Earlier Tuesday, in the West Bank, vandals smashed windows of seven Palestinian cars and threw a firebomb at a house. Police blamed extremist Jewish settlers, retaliating for destruction of two structures at an unauthorized settlement a day earlier.

Settlers call their retaliation for such government moves "price tag." Israeli Defense Minister Ehud Barak denounced their actions and pledged to enforce the law.

Settlements are at the heart of the current impasse in peace efforts. Palestinians say they cannot negotiate a peace deal while Israel continues to build on the lands they want for a future state. Israel responds that there has never before been such a precondition for peace talks.

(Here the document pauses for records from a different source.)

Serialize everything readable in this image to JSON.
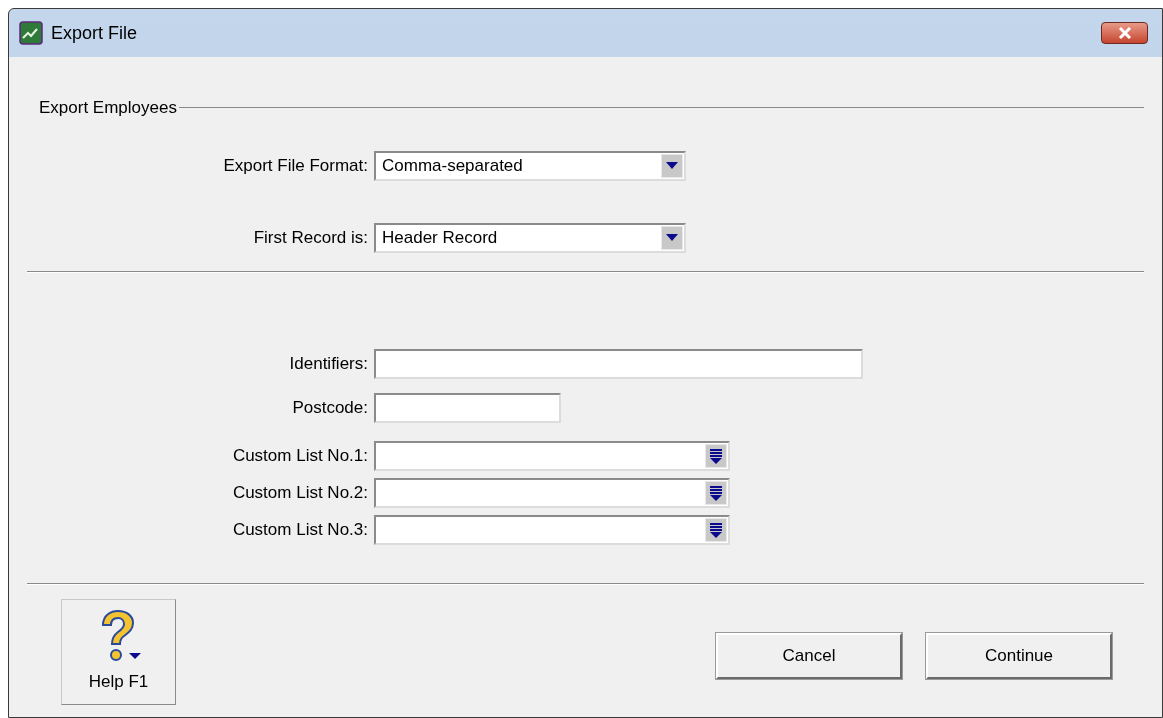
{
  "window": {
    "title": "Export File"
  },
  "section": {
    "title": "Export Employees"
  },
  "format_fields": [
    {
      "label": "Export File Format:",
      "value": "Comma-separated"
    },
    {
      "label": "First Record is:",
      "value": "Header Record"
    }
  ],
  "filter_fields": [
    {
      "kind": "text",
      "label": "Identifiers:"
    },
    {
      "kind": "short-text",
      "label": "Postcode:"
    },
    {
      "kind": "list",
      "label": "Custom List No.1:"
    },
    {
      "kind": "list",
      "label": "Custom List No.2:"
    },
    {
      "kind": "list",
      "label": "Custom List No.3:"
    }
  ],
  "help_button": {
    "label": "Help F1"
  },
  "buttons": [
    "Cancel",
    "Continue"
  ]
}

With peace talks on hold for five months, the Quartet of Mideast mediators — the U.S., EU, U.N. and Russia — invited Israel and the Palestinians to separate meetings in Brussels on Wednesday to discuss ways to restart peacemaking.

The Palestinians said they would send negotiator Saeb Erekat. Israel said late Tuesday that an official would meet Quartet representatives in Jerusalem later.

Nabil Abu Rdeneh, a senior Palestinian official, said the Palestinians would ask the Quartet to demand a halt to all Israeli settlement construction.

An Israeli government official, speaking on condition of anonymity because of the sensitive nature of the peace talks, said Israel is weighing alternatives to its demand for direct negotiations with the Palestinians.

"We are considering a diplomatic initiative to move the peace process forward," the official said, referring to a "phased path." He refused to give further details.